Grey Seal 1
Along with about 90 passengers I set out from Ilfracombe on a rather cloudy Saturday. I made my way around decks to introduce myself, finding a mix of first-time voyagers and repeat passengers. A group of volunteers were heading for a week assisting with whatever tasks the Warden might find for them, such as scrub clearance, fence repairs etc. All were thoroughly looking forward to it.
Gannet (Cliff Morrison)
Another group were experienced birdwatchers heading for a week's camping and spotting migrants. As we left Ilfracombe harbour their eagle eyes were highly surprised to find a Great Egret on the rocks to the north.
Unfortunately bird sightings thereafter were few and far between - a few distant Gannets and a Razorbill bobbing on the waves.
My shouts of "fin" did manage to alert passengers to passing unidentified dolphins [one to starboard, one to port heading in the opposite direction to the ship] and at least a few caught a brief glimpse of activity.
Approaching Lundy we found a mother seal wallowing in the shallows just off the beach by the jetty [apparently her youngster was hidden nearby] and we were told that no access to beaches was allowed at present as there were many pups about.
Grey Seal (Ruth Griffith)
Along with the other MARINElife volunteers I joined a guided tour of part of the island with the assistant ranger that took us to the village, the church, the castle, the Anthony Gormley statue and the old lighthouse. We heard tales of the island's past, saw a number of Kestrel stalled at ease in the wind off the west coast and found lots of large, hairy Fox Moth caterpillars beside the paths. The climb up the old lighthouse was well worth it, with excellent views in all directions.
The return to Ilfracombe was a bit more lively than the journey out. As we headed into the waves spray broke across the boat, sending many people to shelter below deck but keeping others in amused anticipation of the next drenching! Above deck, one solitary Gannet was seen. Below deck, Scotland triumphed over Samoa in the Rugby World Cup.
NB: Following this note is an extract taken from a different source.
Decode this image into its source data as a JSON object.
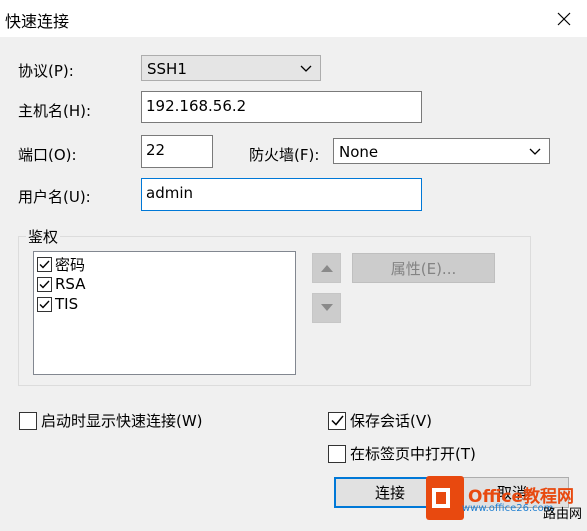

Many thanks to the crew of the 'Oldenburg' for their help and assistance.
MARINElife/Lundy WLO Keith Morgan
MARINElife/Lundy WLO Peter Jones
Summary of sightings
Common Dolphin 3
Harbour Porpoise 16
Grey Seal 5
Great Northern Diver
Great Black-backed Gull
We set sail from Ilfracombe in excellent weather and calm seas, and almost immediately had our first sighting of a Harbour Porpoise. This was to continue throughout the outward sailing with over 15 animals sighted.
Harbour Porpoise (Adrian Shephard)
Birds seen during the outward crossing were a Great Northern Diver, several Guillemot on the water, plus Kittiwake and Gannet overhead. A small flock of Swallow migrating over the sea was a nice sight, and as we approached Lundy, larger groups of migrating Swallow and House Martin were seen circling over the island. A number of Grey Seal were seen around the harbour, and several Shag were sitting on rocks.
The small sheltered valleys on Lundy were alive with birds. Blackcap, Robin, Chiffchaff and Goldcrest were all showing well. A brief glimpse of a superb Male Redstart was a highlight. On the higher ground, Meadow Pipit, Stonechat, Skylark, and Wheatear were seen.
Kittiwake (Adrian Shephard)
The return journey started well with Harbour Porpoise surfacing below circling Gannet, and we continued to enjoy regular Porpoise sightings. Three Common Dolphin showed very briefly close to the boat but unfortunately didn't linger for better views. The day's sightings were completed by a Peregrine hunting along the Devon coast.
On arrival back at Ilfracombe, I thanked the Captain and his crew for their hospitality, and returned to shore after a very enjoyable day.